    I read this a few weeks ago and cannot remember anything concrete about it to put into a review. It was a quick read with some good advice and some dated advice.
  • (3/5)
    Better Than Beauty was originally written in 1938 (for example, one section mentions having a date under three dollars-someting that would be difficult to pull off today), and thus this explains why some of the advice may seem dated. However, the charming drawings remain cute and original, and the advice can be applied to any decade. Topics in Part One covered include how to dress, wear one's hair and look well-groomed. Part Two deals with manners, charm, relating to others, and how to be a good hostess/guest/all-around person.A timeless, cute read that has a well-deserved place among etiquette books on today's bookshelves.
  • (5/5)
    Written during that brief but magical time at the end of the Depression and right before the onset of WWII, Better Than Beauty offers the reader a perspective on style, manners and charm that isn't readily found in modern etiquette manuals. Some of the advice and information is certainly dated (i.e., where and when it is polite to smoke), but overall this is a wonderful little read that encourages self awareness and promotes a return to 'old fashioned' civilities. If for no other reason, read Better Than Beauty for the little slice of yesteryear it offers.
  • (2/5)
    Seems like a primer by a Martha-Stewart or well-bred Victorian type, for housewives trying to be Stepford wives.
  • (5/5)
    Old but gold. Most of this applies to today's world.
  • (1/5)
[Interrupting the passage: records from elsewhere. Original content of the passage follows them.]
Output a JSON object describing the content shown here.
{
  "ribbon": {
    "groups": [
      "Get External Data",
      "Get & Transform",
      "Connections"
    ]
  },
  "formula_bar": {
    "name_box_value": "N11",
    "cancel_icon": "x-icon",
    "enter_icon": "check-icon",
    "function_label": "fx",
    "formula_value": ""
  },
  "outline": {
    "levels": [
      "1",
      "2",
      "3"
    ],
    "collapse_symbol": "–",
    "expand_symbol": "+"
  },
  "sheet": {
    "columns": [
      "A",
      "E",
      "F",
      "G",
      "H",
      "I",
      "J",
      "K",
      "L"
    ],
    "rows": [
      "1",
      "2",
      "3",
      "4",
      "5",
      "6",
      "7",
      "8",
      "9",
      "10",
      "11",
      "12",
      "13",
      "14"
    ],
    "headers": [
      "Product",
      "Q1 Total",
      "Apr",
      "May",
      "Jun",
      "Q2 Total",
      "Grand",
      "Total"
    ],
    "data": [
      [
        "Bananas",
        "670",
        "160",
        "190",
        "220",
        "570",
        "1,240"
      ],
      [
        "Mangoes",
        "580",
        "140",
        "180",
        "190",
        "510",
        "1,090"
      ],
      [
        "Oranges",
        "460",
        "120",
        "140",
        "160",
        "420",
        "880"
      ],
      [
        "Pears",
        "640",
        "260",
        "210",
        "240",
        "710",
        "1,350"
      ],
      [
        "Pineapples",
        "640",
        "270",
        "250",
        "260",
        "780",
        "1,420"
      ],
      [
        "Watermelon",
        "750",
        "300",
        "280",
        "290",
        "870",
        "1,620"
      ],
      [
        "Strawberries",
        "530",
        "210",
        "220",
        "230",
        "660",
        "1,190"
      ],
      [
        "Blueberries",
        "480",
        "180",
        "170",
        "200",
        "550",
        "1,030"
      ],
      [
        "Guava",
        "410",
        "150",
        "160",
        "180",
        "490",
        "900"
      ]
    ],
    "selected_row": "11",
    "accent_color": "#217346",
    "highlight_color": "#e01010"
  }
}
    I don’t like her repeated stressing of the scale and weight, that is not real poise.
  • (4/5)
    totally dated but a very very wonderful book on advice!